c) Charities: Since the tax deductible donation to a charity is often ½ or less of the ticket price to one of their fundraising galas, and since many of those events are BORING, we decided to pass on more of those, too. If the organization met our requirement of low overhead (see www.charitablenavigator.org) and a 501C3 tax exempt organization (on www.irs.gov, we now tend to write a donation in honor of the friend/colleague, knowing what proportion of a gala ticket price the organization would net otherwise. My husband and I remain committed to certain charities of long standing, but after scrutinizing several years of budgets at our church home, for example, we resigned, concluding that other churches accomplished more for their members and community and that our pledge was paying for high overhead, like a club - not what I expected from a church.
3. Become intentional
Over the course of several years, undertaking our strategic evaluation of time and expenses, we became much more intentional. For example, we lost touch with none of the people we valued. If we shed an organization, we sought out those people we liked most or explored competing organizations that provided those services better. We freed up thousands of dollars and hundreds of hours per year, and allocated them as we wished to revenue generation, true friendships, family, and hobbies. We no longer feel as harried. We no longer say, “we’re too busy.” My husband’s frequent lower back aches disappeared.These assessments contributed to a few large decisions, too. For example, we downsized our home. By 2007, we wanted to build a cabin in Alaska and spend several months a year there. We split the revenue from the larger home between a smaller high-rise unit in the same neighborhood and cash to build the Alaska cabin (see blog on "Building a Home 40 Miles from the Nearest Road" and the power blogs).
Having undertaken such a lifestyle change, we seem to be the priests in the confessionals for dozens of men and women who want to make changes but don’t know how. I hope that these sorts of practical ideas may be useful for anyone suffering from a sense of “is this all there is” dissatisfaction in their own lives, coupled with a burdensome sense of expenses and commitments.
Take away points:
Take away points:
1) You may be able to free up a lot of cash from your existing expenses simply by comparing competitors with your existing service providers and asking for discounts.
2) By asking judicious questions about your costs, goals and results, you may be able to ascertain whether you get your money’s worth from organization memberships, social expenditures, or business/home costs).

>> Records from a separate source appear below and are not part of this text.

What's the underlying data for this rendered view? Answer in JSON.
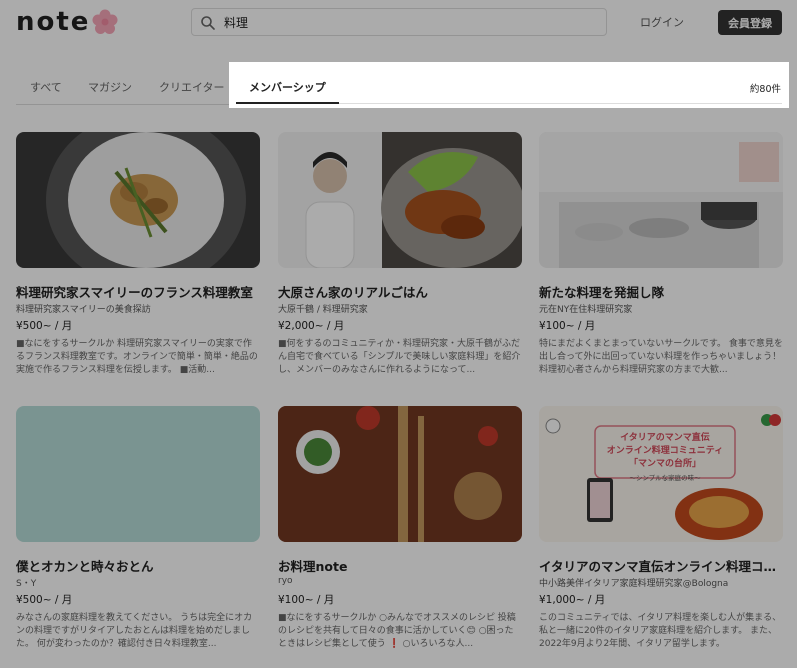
{
  "header": {
    "logo_text": "note",
    "search": {
      "value": "料理",
      "placeholder": ""
    },
    "login_label": "ログイン",
    "signup_label": "会員登録"
  },
  "tabs": {
    "items": [
      {
        "label": "すべて"
      },
      {
        "label": "マガジン"
      },
      {
        "label": "クリエイター"
      },
      {
        "label": "メンバーシップ",
        "active": true
      }
    ],
    "result_count": "約80件"
  },
  "cards": [
    {
      "title": "料理研究家スマイリーのフランス料理教室",
      "author": "料理研究家スマイリーの美食探訪",
      "price": "¥500~ / 月",
      "description": "■なにをするサークルか 料理研究家スマイリーの実家で作るフランス料理教室です。オンラインで簡単・簡単・絶品の実施で作るフランス料理を伝授します。 ■活動..."
    },
    {
      "title": "大原さん家のリアルごはん",
      "author": "大原千鶴 / 料理研究家",
      "price": "¥2,000~ / 月",
      "description": "■何をするのコミュニティか・料理研究家・大原千鶴がふだん自宅で食べている「シンプルで美味しい家庭料理」を紹介し、メンバーのみなさんに作れるようになって..."
    },
    {
      "title": "新たな料理を発掘し隊",
      "author": "元在NY在住料理研究家",
      "price": "¥100~ / 月",
      "description": "特にまだよくまとまっていないサークルです。 食事で意見を出し合って外に出回っていない料理を作っちゃいましょう！ 料理初心者さんから料理研究家の方まで大歓..."
    },
    {
      "title": "僕とオカンと時々おとん",
      "author": "S・Y",
      "price": "¥500~ / 月",
      "description": "みなさんの家庭料理を教えてください。 うちは完全にオカンの料理ですがリタイアしたおとんは料理を始めだしました。 何が変わったのか？確認付き日々料理教室..."
    },
    {
      "title": "お料理note",
      "author": "ryo",
      "price": "¥100~ / 月",
      "description": "■なにをするサークルか ○みんなでオススメのレシピ 投稿のレシピを共有して日々の食事に活かしていく😊 ○困ったときはレシピ集として使う ❗ ○いろいろな人..."
    },
    {
      "title": "イタリアのマンマ直伝オンライン料理コミュニティ「マンマの台所」",
      "author": "中小路美伴イタリア家庭料理研究家@Bologna",
      "price": "¥1,000~ / 月",
      "description": "このコミュニティでは、イタリア料理を楽しむ人が集まる、私と一緒に20件のイタリア家庭料理を紹介します。 また、2022年9月より2年間、イタリア留学します。"
    }
  ],
  "banner": {
    "line1": "イタリアのマンマ直伝",
    "line2": "オンライン料理コミュニティ",
    "line3": "「マンマの台所」",
    "line4": "〜シンプルな家庭の味〜"
  }
}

3) By checking out the financial statements of charities you support, you can ascertain how much of your donation funds what you value and also asses which other organizations do it better/cheaper.
I believe that a lot of people can shed commitments in order to embark on their goals, too, whatever they may be. Good luck to those of you who decide to try. I think you will find the process worthwhile.
(I welcome your comments and questions through the "comments" option below any entry. --Laura)
(I welcome your comments and questions through the "comments" option below any entry. --Laura)